Only lines that contain the word "title" belong in the answer; copy them from the records below.

INFORMATION SHOWN: Begin

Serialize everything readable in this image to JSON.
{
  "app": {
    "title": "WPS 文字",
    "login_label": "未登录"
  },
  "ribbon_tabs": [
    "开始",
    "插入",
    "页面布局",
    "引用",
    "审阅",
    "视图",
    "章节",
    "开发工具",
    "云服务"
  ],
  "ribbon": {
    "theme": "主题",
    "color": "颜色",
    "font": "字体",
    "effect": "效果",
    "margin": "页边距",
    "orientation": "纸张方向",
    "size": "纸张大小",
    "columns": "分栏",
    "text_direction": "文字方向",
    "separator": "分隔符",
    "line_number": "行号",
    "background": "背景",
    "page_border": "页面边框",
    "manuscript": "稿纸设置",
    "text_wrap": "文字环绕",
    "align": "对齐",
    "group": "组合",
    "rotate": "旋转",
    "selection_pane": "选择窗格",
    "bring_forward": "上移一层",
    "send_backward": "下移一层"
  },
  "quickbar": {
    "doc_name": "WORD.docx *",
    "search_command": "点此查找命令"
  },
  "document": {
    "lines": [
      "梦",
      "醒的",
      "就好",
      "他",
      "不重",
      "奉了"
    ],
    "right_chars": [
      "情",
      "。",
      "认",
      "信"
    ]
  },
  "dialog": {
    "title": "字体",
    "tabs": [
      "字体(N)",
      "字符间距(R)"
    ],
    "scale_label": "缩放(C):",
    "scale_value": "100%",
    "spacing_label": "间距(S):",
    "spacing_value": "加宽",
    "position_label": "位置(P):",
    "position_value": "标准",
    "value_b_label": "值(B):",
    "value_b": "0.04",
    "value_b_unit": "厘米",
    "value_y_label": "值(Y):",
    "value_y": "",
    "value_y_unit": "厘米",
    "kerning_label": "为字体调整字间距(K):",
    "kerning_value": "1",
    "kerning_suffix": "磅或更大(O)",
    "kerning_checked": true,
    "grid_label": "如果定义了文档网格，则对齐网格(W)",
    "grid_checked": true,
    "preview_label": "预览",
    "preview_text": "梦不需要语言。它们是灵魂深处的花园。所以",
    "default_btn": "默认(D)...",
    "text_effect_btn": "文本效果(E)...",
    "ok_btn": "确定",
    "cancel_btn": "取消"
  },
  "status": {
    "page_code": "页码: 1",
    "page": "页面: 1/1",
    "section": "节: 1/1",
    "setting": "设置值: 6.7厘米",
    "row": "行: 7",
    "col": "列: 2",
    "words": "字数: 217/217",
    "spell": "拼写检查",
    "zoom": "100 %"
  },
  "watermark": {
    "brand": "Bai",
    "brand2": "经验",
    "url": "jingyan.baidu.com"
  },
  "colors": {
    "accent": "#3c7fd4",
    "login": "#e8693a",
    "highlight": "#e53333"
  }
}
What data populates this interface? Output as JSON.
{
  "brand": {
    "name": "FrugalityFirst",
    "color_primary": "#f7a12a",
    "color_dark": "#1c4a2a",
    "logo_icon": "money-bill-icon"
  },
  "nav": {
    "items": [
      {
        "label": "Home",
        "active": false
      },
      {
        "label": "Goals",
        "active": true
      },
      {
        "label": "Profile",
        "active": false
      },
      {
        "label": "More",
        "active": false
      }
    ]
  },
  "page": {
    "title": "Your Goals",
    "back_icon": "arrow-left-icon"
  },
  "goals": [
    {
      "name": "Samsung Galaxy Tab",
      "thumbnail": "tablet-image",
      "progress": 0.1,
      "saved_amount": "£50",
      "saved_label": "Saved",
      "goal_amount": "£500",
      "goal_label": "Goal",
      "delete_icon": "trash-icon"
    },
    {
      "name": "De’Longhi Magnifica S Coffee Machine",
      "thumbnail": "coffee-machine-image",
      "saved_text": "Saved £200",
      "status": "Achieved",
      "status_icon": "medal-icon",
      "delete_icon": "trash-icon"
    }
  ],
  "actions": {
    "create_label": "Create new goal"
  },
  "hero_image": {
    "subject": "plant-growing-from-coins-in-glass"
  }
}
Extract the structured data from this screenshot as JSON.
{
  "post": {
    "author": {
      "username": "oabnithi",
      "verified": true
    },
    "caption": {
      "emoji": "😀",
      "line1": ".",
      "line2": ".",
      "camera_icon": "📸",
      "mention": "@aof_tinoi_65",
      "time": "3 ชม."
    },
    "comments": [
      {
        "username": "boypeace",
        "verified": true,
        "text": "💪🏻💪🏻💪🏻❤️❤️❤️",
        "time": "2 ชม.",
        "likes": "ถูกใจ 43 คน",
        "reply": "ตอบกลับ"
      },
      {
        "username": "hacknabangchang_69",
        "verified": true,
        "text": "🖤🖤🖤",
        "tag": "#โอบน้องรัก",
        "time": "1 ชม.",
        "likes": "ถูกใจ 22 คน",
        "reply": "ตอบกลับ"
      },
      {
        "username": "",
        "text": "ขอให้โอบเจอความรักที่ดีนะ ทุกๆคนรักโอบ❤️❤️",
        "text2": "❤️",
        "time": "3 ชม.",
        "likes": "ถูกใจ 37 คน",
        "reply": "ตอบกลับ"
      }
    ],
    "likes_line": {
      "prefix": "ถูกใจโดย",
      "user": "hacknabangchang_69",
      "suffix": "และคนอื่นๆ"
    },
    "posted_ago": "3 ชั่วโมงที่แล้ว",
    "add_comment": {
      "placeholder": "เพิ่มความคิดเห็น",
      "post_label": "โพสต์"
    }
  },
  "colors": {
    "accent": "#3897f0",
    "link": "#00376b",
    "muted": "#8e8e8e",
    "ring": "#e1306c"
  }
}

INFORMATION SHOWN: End

OUTPUT BELOW —
    "title": "WPS 文字",
    "title": "字体",
    "title": "Your Goals",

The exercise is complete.